The Randle Reef Remediation project won a 2021 Brownie Award, in recognition of its exemplary investment partnership and collaboration for ecological regeneration of a contaminated brownfield site. The funding took shape through a shared vision to regenerate the harbour and agreement by multiple parties to contribute to the projected $138.9 million cost of the remediation, with $46.3 million in funding committed by the Government of Canada and the Province of Ontario and the remaining committed by the City of Hamilton, the City of Burlington, the Regional Municipality of Halton, the Hamilton Port Authority, and Stelco (formerly U.S. Steel Canada).
Randle Reef project team representatives, from left to right: Matt Graham, Senior Sediment Remediation Specialist, Environment and Climate Change Canada (ECCC); Rupert Joyner, Senior Sediment Remediation Specialist, ECCC; Dave Lawrence, Senior Project Manager, Public Services and Procurement Canada (PSPC); Roger Santiago, Head of Sediment Remediation Unit, ECCC; Sujit Sanyal, Chief Operating Officer, Stelco; Ian Hamilton, President and Chief Executive Officer, HOPA Ports; Jason Farr, Deputy Mayor, City of Hamilton; David Piccini, Minister of the Environment, Conservation and Parks, Ontario; Dan Muys, Liberal MP Flamborough-Glanbrook; Chad Collins Liberal MP Hamilton East—Stoney Creek; Lisa Hepfner Liberal MP Hamilton Mountain; and, Steven Guilbeault, Minister of Environment and Climate Change.
Randle Reef is a financially innovative project and a long-term investment for Hamilton Harbour. The newly constructed containment facility served to minimize environmental impacts from the onset by mitigating significant greenhouse gases resulting from offsite disposal, improving water quality and fish and wildlife habitat.
The extended project team includes: Anchor QEA; Fraser River Pile & Dredge GP Inc.; Milestone Environmental Contracting Inc.; ORTECH Consulting; Riggs Engineering; Veolia Water Technologies Canada; and, White Lake Dock & Dredge Inc.
The Milestone Environmental Contracting team: Wayne Harris, environmental technician and project manager; Mark Seaman, strategic projects; and, Donny Sousa, general superintendent for Eastern Canada.

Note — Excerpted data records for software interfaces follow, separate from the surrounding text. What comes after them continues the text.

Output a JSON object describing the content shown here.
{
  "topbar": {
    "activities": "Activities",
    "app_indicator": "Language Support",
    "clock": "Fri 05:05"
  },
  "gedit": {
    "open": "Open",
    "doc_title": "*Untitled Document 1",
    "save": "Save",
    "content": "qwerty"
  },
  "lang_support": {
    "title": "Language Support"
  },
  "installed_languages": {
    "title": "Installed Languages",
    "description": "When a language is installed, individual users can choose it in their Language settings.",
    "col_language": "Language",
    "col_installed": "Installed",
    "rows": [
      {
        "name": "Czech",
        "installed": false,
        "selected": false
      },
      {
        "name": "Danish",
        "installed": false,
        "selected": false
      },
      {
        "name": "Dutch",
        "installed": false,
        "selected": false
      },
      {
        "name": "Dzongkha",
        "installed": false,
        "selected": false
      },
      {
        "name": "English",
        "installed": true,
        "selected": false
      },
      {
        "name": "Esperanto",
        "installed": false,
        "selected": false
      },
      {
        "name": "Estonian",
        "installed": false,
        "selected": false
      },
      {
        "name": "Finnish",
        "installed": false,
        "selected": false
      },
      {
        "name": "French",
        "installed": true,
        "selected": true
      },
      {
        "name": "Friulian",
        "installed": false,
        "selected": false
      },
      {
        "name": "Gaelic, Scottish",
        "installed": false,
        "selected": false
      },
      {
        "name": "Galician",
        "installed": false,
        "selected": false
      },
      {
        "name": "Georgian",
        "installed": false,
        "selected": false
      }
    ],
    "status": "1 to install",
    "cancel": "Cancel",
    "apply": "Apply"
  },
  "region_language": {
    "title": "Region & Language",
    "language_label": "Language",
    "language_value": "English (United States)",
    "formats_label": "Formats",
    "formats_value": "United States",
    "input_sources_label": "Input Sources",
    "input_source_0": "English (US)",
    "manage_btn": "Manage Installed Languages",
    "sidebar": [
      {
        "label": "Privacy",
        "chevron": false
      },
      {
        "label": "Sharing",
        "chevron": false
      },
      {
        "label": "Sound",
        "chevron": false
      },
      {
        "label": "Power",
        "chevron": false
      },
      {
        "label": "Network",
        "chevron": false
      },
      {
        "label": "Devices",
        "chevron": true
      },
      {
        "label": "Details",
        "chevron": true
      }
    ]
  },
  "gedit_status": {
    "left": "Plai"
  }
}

The Great Lakes are essential to the health and well-being of Canadians, ecosystems, and the economy. As one of the largest surface freshwater systems in the world, they provide water for 40 million people and are an economic driver for Canada.
Upon completion of the project, the Hamilton Oshawa Port Authority will accept ownership of the facility and be responsible for monitoring, maintaining, and developing the site as port facilities. The facility is expected to have a 200-year life span.
Randle Reef is the largest contaminated site on the Canadian side of the Great Lakes and the second-most contaminated site in Canada after the Sydney Tar Ponds in Nova Scotia.
The Federal Contaminated Sites Inventory currently lists 23,663 sites, including 4,980 active sites of which 2,496 are categorized as priority sites for remediation. The program was expanded to allow more sites to be addressed that may impact Indigenous people living in Northern communities. The federal government is investing $1.16 billion over five years (2020 to 2024) in the program.
A water treatment plant was built on the #RandleReef project site to remove contaminants from #water before returning it to #HamiltonHarbour, a #GreatLakes #AreaOfConcern.
Check out how we treated water! pic.twitter.com/rZH3Vfi2Al
— Environment Canada (@environmentca) March 13, 2022
Featured image credit: Government of Canada.